between a single Boolean equation and a system of Boolean equations will be discussed. 

Using an well understanding example of a criminal case, I demonstrate the modeling 
of a difficult problem by a system of Boolean equations. The inspector should find 1
of 37,778,931,862,957,161,709,568 possible solutions. I demonstrate the real time solution
of this problem using the program system XBOOLE. Note, one year has
31,563,000,000,000,000 nanoseconds, so we need more than 1 Million years, 
if we spend only 1 nanosecond to decide about over each possible solution!!! 
(I will show you the calculation of the solution a little bit faster.)

More general the problem may be characterized by dynamic behavior. 
In this case we need the Boolean Differential Calculus for modeling. 
I introduce the differential of a Boolean variable, the differential of
a Boolean function, some other Boolean differential operations and
Boolean derivation operations. Using all these elements in an Boolean
equation we get an more general Boolean differential equation. 

The simplest Boolean differential equation is a so called graph equation, 
in which Boolean variables and Boolean differentials of a Boolean variables
combined by Boolean operation. I demonstrate the modeling of the well
known "Ferryman - Wolf - Goat - Cabbage" problem and
calculation of the solution using the program system XBOOLE.

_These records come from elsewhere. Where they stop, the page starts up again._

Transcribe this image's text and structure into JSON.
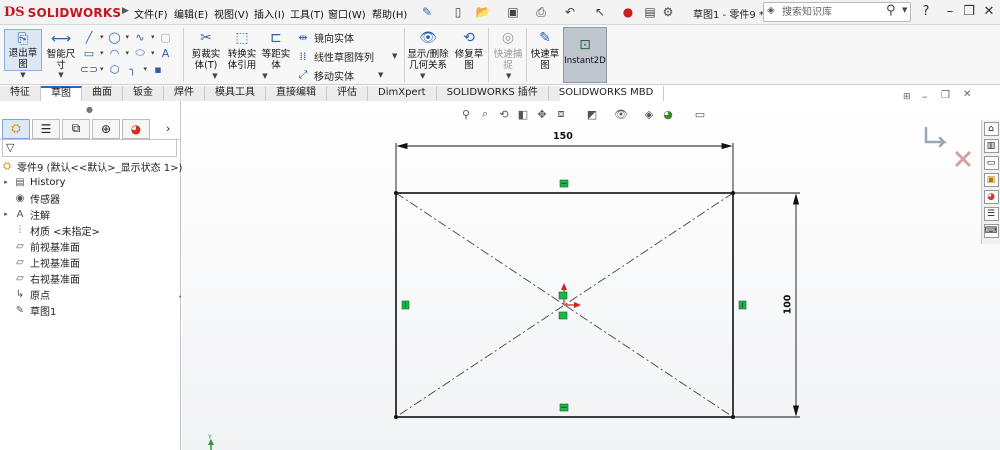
{
  "app": {
    "logo": "SOLIDWORKS",
    "logo_mark": "DS"
  },
  "menu": [
    "文件(F)",
    "编辑(E)",
    "视图(V)",
    "插入(I)",
    "工具(T)",
    "窗口(W)",
    "帮助(H)"
  ],
  "document_title": "草图1 - 零件9 *",
  "search": {
    "placeholder": "搜索知识库"
  },
  "ribbon": {
    "exit_sketch": "退出草\n图",
    "smart_dim": "智能尺\n寸",
    "trim": "剪裁实\n体(T)",
    "convert": "转换实\n体引用",
    "offset": "等距实\n体",
    "mirror": "镜向实体",
    "linear_pattern": "线性草图阵列",
    "move": "移动实体",
    "display_relations": "显示/删除\n几何关系",
    "repair": "修复草\n图",
    "quick_snaps": "快速捕\n捉",
    "rapid_sketch": "快速草\n图",
    "instant2d": "Instant2D"
  },
  "tabs": [
    "特征",
    "草图",
    "曲面",
    "钣金",
    "焊件",
    "模具工具",
    "直接编辑",
    "评估",
    "DimXpert",
    "SOLIDWORKS 插件",
    "SOLIDWORKS MBD"
  ],
  "active_tab": "草图",
  "tree": {
    "root": "零件9 (默认<<默认>_显示状态 1>)",
    "items": [
      "History",
      "传感器",
      "注解",
      "材质 <未指定>",
      "前视基准面",
      "上视基准面",
      "右视基准面",
      "原点",
      "草图1"
    ]
  },
  "sketch": {
    "dim_width": "150",
    "dim_height": "100"
  },
  "colors": {
    "accent": "#2b66b8",
    "brand": "#c8141e",
    "relation": "#22b14c"
  }
}
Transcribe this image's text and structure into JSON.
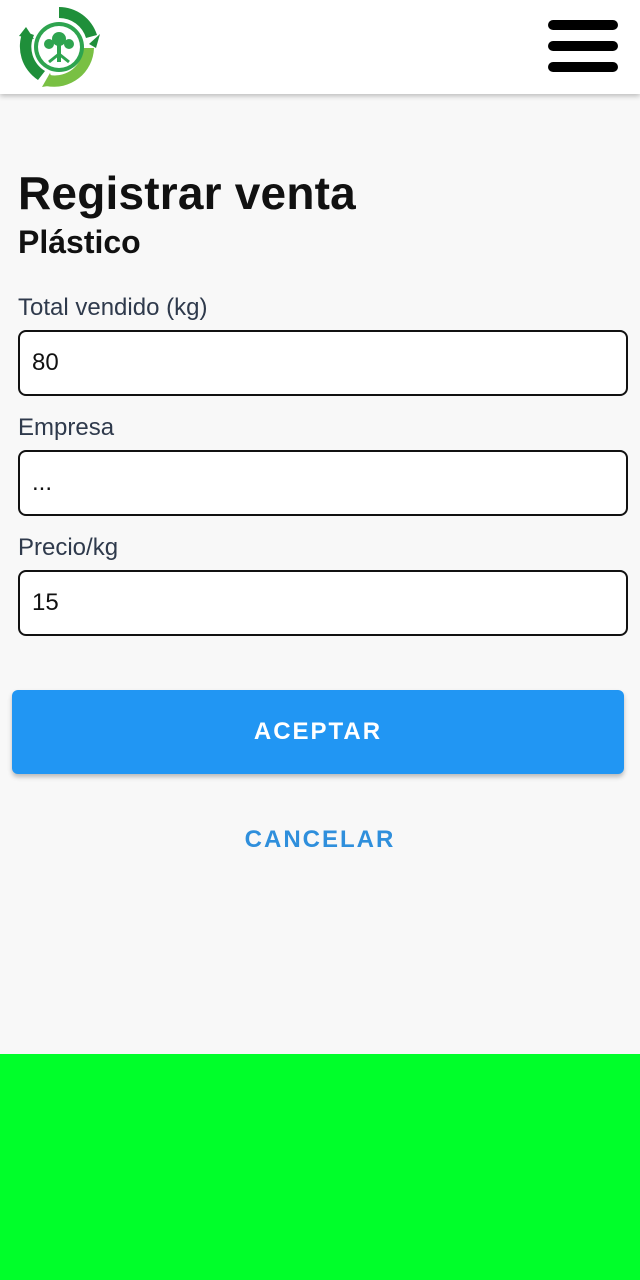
{
  "header": {
    "logo_icon": "recycling-tree-logo",
    "menu_icon": "hamburger-menu-icon"
  },
  "form": {
    "title": "Registrar venta",
    "subtitle": "Plástico",
    "fields": [
      {
        "label": "Total vendido (kg)",
        "value": "80"
      },
      {
        "label": "Empresa",
        "value": "..."
      },
      {
        "label": "Precio/kg",
        "value": "15"
      }
    ],
    "accept_label": "ACEPTAR",
    "cancel_label": "CANCELAR"
  },
  "colors": {
    "accept_button": "#2196f3",
    "cancel_text": "#2f8fdc",
    "bottom_block": "#00ff2a",
    "logo_green_dark": "#1f8f3a",
    "logo_green_light": "#79c043"
  }
}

The presentation finished with and overview about general Boolean differential equations.
I emphasize the new type of solution. On an example of the EXOR-bi-decomposition
I illustrate the algorithm of class separation. By means of this algorithm
the set of all EXOR-bi-decomposable function may by calculated.


Marek Perkowski.
``Learning Hardware rather than Evolving Hardware''

Evolvable Hardware is Genetic Algorithm (GA) plus reconfigurable hardware.
One may ask: "Why Genetic Algorithm"?
Based on our experience, we question the usefulness of GA
as a sole learning method to reconfigure binary FPGAs.
Instead, we propose the "Learning Hardware" approach, which consists of creating a
sequential network based on feedback from the environment (for instance,
positive and negative examples from the trainer), and 
realizing this network in an array of Field Programmable Gate Arrays (FPGAs).

Here we advocate the approach to Learning Hardware
based on Induction of State Machines from Temporal Logic Constraints.
The method involves training on examples, constraints solving,
determinization, FSM minimization, structural mapping, 
functional decomposition of multi-valued logic functions and relations, and FPGA mapping.
Thus learning occurs on the level of constraints acquisition
and functional decomposition rather than on the low level of programming binary switches.
Ours is an Occam's Razor learning that allows for generalization and discovery.

Our software algorithms require fast operations on complex logic
expressions and solving NP-complete problems such as satisfiability.
They should be realized in hardware to obtain the necessary speed-ups.
Using a fast prototyping tool, the DEC-PERLE-1 board based on an array of Xilinx FPGAs,
we are developing software/configware processors that accelerate the acquisition, synthesis,
and optimization of Reactive State Machines.